The Court also said:   "Further, if the evidence shows that a house internally divided into a number of separate premises has acquired a reputation as a place of general resort by men for the purposes of prostitution with tenants of that house, then, whatever the separation of the tenancies of individual common prostitutes, the court should hold that the whole house or such part of it as was occupied by those women was one premises and constituted a brothel."

Share this post


Link to post
Share on other sites

the below is on TOP's sex law info section

 

Definition of a Brothel
 

In general terms, a brothel may be defined as existing where more than one individual is working together to offer sexual services. Provided that a prostitute is working alone in his or her home and is over the age of 18, this act is absolutely legal. If more than one person provides sexual services within that property, whether or not they are working at the same time, the activity becomes illegal. Therefore room-mates who provide sexual services from their home on alternate days may be held criminally liable. Also, if rooms in a particular building are let out to more than one person offering sexual services, this will be considered a brothel if it can be proven that the individuals are effectively working together.

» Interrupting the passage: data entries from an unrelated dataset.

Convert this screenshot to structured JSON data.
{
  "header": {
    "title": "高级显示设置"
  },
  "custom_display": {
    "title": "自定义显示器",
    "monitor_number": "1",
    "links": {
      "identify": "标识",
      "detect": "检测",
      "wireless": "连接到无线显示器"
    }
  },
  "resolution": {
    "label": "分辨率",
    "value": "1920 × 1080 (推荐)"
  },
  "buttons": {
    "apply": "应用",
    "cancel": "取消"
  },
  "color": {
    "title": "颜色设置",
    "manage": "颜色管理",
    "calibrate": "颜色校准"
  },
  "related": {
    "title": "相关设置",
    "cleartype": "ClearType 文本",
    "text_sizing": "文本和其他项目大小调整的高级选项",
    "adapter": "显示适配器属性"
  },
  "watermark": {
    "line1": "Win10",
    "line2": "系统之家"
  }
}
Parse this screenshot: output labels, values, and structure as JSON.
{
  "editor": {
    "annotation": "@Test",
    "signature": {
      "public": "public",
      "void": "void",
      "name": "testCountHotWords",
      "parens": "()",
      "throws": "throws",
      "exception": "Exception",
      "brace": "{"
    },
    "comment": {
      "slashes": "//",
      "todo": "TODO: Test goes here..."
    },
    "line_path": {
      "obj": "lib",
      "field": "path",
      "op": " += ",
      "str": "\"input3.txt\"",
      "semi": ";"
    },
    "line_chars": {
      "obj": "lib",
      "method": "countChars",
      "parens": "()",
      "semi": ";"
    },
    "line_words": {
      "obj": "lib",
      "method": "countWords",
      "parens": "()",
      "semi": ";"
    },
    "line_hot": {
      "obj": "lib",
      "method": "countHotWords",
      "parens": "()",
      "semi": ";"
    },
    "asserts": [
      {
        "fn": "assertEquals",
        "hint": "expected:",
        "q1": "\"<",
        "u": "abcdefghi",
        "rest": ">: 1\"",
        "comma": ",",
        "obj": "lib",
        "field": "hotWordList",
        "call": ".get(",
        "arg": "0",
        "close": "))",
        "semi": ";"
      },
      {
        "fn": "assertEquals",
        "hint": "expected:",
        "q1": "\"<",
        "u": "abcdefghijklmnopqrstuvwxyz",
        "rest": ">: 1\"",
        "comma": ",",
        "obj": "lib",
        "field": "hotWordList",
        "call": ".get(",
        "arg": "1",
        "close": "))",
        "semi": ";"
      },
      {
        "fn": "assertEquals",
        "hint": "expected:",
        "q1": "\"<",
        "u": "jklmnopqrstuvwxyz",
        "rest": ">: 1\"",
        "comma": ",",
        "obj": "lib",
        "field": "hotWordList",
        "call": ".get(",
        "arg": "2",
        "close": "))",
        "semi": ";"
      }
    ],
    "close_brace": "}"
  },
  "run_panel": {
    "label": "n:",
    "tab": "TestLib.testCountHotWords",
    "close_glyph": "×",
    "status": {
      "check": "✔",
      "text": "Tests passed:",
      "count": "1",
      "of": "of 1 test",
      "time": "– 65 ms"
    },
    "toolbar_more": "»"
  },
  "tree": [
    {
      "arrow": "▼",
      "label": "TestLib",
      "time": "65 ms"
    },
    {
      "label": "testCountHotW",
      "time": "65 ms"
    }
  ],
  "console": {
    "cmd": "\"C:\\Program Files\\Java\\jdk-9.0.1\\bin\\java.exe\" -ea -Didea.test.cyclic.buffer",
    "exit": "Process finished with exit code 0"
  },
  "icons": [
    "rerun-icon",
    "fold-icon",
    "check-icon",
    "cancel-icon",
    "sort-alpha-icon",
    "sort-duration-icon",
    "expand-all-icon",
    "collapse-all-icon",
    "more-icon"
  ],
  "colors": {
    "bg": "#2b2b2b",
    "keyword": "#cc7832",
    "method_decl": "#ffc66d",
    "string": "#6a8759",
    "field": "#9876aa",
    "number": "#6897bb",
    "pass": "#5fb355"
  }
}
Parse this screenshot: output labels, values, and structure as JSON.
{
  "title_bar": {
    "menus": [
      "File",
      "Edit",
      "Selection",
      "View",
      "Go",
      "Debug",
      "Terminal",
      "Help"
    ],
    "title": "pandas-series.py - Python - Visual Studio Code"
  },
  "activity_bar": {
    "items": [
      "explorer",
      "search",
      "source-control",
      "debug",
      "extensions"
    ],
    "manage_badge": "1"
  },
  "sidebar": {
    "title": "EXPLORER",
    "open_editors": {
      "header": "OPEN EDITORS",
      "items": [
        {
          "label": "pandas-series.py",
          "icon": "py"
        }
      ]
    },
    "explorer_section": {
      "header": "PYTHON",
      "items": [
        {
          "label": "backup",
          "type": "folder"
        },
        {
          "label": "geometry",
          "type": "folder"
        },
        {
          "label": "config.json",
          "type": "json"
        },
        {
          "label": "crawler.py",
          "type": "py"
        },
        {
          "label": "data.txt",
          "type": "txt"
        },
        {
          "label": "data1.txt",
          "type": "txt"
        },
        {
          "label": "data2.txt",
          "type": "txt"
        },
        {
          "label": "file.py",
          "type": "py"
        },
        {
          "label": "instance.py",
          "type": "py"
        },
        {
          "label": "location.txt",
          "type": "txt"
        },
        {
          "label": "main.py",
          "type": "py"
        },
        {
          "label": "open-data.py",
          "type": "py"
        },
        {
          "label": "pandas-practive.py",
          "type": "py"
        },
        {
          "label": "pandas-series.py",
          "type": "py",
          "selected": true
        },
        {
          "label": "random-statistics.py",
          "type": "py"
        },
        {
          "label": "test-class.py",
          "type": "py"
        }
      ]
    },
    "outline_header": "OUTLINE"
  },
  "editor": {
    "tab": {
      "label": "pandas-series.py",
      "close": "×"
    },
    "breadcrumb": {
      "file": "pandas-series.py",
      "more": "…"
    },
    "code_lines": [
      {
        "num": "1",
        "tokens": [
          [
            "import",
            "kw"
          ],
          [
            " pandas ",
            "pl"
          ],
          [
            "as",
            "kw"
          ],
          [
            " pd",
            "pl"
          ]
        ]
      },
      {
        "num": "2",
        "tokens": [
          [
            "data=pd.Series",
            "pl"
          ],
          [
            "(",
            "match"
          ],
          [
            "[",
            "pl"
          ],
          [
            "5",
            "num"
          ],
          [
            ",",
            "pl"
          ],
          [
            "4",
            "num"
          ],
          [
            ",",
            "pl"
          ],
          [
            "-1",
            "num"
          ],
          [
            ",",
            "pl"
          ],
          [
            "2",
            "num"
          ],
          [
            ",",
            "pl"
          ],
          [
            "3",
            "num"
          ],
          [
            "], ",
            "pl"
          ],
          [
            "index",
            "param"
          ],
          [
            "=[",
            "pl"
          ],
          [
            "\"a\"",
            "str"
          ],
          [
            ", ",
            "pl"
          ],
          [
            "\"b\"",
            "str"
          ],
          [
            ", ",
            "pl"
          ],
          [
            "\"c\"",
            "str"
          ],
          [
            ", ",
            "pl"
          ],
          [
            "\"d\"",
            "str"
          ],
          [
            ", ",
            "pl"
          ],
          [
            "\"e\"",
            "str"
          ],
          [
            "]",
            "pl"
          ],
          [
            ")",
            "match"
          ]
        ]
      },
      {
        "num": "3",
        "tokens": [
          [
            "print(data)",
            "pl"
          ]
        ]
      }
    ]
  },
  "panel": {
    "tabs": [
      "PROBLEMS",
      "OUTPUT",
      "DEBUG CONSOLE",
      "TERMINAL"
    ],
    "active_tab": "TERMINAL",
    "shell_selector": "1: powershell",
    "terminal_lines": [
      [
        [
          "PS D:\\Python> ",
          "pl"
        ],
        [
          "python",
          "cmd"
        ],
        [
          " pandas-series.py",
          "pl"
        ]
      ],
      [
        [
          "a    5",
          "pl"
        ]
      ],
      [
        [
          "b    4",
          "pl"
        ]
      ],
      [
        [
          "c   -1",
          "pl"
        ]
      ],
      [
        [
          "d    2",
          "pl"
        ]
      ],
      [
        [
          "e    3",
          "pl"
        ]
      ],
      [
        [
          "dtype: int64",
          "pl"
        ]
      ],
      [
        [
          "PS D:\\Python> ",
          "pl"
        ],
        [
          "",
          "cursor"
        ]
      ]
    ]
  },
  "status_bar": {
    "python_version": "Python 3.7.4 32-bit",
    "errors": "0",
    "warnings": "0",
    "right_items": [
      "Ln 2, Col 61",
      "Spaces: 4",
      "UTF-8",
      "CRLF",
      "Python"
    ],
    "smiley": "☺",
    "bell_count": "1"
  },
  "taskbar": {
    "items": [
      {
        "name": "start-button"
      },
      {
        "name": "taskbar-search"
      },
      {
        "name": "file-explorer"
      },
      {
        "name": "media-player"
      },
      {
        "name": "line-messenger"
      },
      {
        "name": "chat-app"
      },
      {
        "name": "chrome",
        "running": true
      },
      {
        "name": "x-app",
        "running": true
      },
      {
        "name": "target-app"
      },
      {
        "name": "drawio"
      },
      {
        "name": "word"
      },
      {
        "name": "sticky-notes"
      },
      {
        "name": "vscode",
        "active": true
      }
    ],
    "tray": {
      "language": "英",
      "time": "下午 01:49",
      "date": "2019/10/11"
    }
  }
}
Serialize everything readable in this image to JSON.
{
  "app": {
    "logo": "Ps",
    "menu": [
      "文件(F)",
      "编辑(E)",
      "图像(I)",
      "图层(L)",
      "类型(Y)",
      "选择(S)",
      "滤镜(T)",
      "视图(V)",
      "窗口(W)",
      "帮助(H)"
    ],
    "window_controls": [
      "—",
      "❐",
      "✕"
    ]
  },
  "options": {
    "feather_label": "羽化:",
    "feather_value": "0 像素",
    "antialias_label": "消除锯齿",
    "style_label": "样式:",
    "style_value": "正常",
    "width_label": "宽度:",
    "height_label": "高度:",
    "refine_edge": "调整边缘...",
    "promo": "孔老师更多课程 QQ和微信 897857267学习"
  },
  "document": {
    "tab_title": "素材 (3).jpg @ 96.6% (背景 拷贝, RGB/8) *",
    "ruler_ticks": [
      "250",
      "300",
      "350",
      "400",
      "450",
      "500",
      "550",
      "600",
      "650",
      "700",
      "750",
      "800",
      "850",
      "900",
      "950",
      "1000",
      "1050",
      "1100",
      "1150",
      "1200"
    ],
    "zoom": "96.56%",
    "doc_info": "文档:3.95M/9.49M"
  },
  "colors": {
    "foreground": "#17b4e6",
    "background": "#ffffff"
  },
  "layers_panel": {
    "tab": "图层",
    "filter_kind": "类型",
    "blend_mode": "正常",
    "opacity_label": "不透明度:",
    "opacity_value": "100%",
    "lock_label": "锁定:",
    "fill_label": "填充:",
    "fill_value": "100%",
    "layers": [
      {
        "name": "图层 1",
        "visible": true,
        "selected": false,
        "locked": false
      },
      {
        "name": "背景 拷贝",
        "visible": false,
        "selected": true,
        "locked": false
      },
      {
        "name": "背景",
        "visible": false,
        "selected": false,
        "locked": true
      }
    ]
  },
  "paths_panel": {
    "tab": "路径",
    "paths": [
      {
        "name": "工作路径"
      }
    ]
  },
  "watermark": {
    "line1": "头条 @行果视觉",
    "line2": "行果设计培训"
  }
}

A hotel in which more than one prostitute is working on a given night could be considered a brothel if it can be proven that the prostitutes are working together.

So, if the strict letter of the law were to be applied, a “brothel” would appear to be a “catch-all” term which would include not only conventional brothels, but also paid sex parties, duos, couples – 

 in short, anywhere where there is more than one person selling sex on the premises.

Indeed as a glance at Kelly v Purvis (1983) will show, neither payment nor sexual intercourse are requirements for a brothel to exist.

Share this post


Link to post
Share on other sites

Duck test applies then

Share this post


Link to post
Share on other sites

I studied "General Principle of English Law" for two years as part of a business course - I hated every moment, but somehow passed!

The lecturer would take great delight in explaining a principle and then, at the end of the session, would give us a true-case example and ask for the outcome. It was usually a trap - we were invariably wrong because there was always a tiny but relevant detail that we hadn't noticed that completely reversed all that we had learnt in the previous two hours.

Holden, his name was. I hated him and have had a degree of contempt for law and the legal profession ever since, although my girlfriend at the time (and who I am still in touch with 40+ years later) is now a legal professional!

Share this post


Link to post
Share on other sites

Create an account or sign in to comment

You need to be a member in order to leave a comment

Create an account

Sign up for a new account in our community. It's easy!


Register a new account

Sign in

Already have an account? Sign in here.


Sign In Now